An Encounter Worth a Tale
Malaysian Airlines Flight 178 to KL saw me seated next to an old couple. They looked a bit traditional and they smiled as I plonked down in the aisle seat. I wondered if they were visiting Malaysia as we prepped to take off.
Once we were airborne, the crew came asking about the food preferences and the old couple did not seem to understand. The old man seated next to me said vegetable and the crew member was trying to explain in English that he would try to get a veggie meal. So I explained in Sinhala to the man who spoke a little bit of Sinhala and said he needs to book the veggie meal when booking the ticket. He was Thamil – I could tell from the accent and from the pottu & mukuththi in the nose of the wife next to him. The crew member said they need to pre-order which I had already explained to the old man. He then proceeded to tell me that he and his wife were headed to Bali for their son’s wedding. They had two sons and both were abroad. One son was coming from Australia to Bali for the wedding and he had booked the tickets for the parents.

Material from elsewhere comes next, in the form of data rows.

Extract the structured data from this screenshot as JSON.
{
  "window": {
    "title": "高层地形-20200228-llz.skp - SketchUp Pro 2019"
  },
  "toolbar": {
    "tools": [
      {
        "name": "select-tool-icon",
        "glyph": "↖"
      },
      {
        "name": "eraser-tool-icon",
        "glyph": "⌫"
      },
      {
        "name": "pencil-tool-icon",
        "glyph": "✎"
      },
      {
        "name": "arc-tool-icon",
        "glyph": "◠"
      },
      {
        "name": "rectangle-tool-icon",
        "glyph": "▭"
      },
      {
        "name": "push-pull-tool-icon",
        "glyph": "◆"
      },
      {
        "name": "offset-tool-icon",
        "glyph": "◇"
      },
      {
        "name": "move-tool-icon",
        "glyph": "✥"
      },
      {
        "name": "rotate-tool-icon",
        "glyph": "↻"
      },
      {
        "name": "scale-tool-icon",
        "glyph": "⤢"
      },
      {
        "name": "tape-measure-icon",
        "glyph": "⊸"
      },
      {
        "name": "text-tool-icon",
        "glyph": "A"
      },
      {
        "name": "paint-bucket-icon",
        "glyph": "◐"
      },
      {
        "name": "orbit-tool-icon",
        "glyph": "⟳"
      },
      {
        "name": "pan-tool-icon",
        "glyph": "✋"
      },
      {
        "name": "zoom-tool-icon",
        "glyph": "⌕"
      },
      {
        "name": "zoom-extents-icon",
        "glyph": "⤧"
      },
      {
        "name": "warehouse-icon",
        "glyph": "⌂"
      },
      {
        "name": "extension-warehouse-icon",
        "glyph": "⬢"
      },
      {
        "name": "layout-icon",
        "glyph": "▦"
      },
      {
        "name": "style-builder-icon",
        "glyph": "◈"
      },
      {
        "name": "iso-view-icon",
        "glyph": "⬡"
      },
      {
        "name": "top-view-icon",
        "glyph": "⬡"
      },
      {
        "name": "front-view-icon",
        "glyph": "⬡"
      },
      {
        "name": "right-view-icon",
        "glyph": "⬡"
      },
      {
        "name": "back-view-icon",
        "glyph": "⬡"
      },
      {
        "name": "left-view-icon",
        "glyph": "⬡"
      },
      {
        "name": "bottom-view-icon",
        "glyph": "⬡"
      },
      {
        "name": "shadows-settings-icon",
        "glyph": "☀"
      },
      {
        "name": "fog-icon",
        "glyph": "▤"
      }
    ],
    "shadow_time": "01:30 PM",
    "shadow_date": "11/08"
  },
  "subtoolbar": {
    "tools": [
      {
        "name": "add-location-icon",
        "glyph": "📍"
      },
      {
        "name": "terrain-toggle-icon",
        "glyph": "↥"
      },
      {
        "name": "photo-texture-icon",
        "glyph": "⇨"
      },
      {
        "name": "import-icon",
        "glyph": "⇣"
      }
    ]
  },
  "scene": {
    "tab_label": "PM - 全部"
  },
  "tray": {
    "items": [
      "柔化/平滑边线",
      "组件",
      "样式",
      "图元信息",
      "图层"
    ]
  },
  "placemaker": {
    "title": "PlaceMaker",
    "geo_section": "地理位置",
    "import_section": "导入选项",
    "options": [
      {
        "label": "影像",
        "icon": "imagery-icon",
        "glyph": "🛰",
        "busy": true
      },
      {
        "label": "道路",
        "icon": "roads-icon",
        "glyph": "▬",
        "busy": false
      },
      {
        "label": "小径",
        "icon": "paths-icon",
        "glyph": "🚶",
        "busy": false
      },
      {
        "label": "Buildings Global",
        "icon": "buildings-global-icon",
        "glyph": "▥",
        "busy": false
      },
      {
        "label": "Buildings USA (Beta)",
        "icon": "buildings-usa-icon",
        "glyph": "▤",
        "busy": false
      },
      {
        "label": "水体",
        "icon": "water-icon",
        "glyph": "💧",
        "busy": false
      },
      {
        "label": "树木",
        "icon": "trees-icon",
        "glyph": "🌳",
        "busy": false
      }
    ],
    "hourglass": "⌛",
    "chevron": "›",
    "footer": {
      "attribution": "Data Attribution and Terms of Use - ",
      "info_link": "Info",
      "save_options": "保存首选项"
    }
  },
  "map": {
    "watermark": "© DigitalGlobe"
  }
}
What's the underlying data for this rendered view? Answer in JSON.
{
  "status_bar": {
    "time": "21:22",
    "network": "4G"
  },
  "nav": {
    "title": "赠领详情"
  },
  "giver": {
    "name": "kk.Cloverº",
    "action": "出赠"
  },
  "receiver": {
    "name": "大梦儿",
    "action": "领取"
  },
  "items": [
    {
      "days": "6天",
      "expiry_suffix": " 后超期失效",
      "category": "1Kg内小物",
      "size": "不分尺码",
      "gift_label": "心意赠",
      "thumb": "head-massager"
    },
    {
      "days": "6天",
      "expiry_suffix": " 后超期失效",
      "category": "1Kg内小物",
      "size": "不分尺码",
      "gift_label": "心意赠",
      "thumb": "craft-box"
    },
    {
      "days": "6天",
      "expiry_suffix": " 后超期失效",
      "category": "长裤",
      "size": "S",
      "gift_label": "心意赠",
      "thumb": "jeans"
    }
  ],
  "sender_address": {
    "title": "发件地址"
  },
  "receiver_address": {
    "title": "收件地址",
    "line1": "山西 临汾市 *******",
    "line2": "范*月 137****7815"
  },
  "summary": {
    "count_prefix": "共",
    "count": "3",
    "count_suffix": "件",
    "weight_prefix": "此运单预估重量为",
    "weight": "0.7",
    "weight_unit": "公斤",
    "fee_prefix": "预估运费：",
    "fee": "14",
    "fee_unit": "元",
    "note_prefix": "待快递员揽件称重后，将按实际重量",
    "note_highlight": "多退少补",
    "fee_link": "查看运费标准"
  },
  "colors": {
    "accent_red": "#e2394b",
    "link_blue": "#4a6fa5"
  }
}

He began explaining that he was originally from Jaffna and that he had always been vegetarian though his wife eats cake and things with egg. I had in the mean time offered my cake and peanuts to them while the crew foraged for a veggie meal. They initially refused but I insisted. The crew finally arrived saying they can give one veggie meal from what the crew eats and they will give cake and biscuits to make up for the other. So I translated to them in simple Sinhala and they agreed.
The old man was very pleasant and polite and while waiting for the food he said he worked hard to send his kids overseas but for them life in Sri Lanka was best. I did not get to ask whether he had faced adversities due to 1983 and the riots against the Thamil people of Sri Lanka. I felt that may have been why they sent their sons abroad. This was the tale of many parents of Thamil origin. This man did not seem to be bitter about it – he felt his sons had made good choices. Perhaps the wounds remained veiled.
The meal arrived and it was kiribath with soya curry and seeni sambol. I explained to him and he and the wife shared the meal along with the cake and biscuits. He ate a little bit and offered the rest to his wife.
Afterwards, we chatted a bit more and when I was disembarking I told them to enjoy Bali and have a safe connection. I felt it was the first time they were travelling by air and I hoped they did not miss their connection.
It was one of those things I usually don’t expect on a flight – to chit chat with people. I usually listen to music or watch a movie. Yet this was a very surprising and pleasant encounter and I felt a small tug somewhere for people like them who in their old age were happy that their children were doing well in life and that the sacrifices they made were worth it.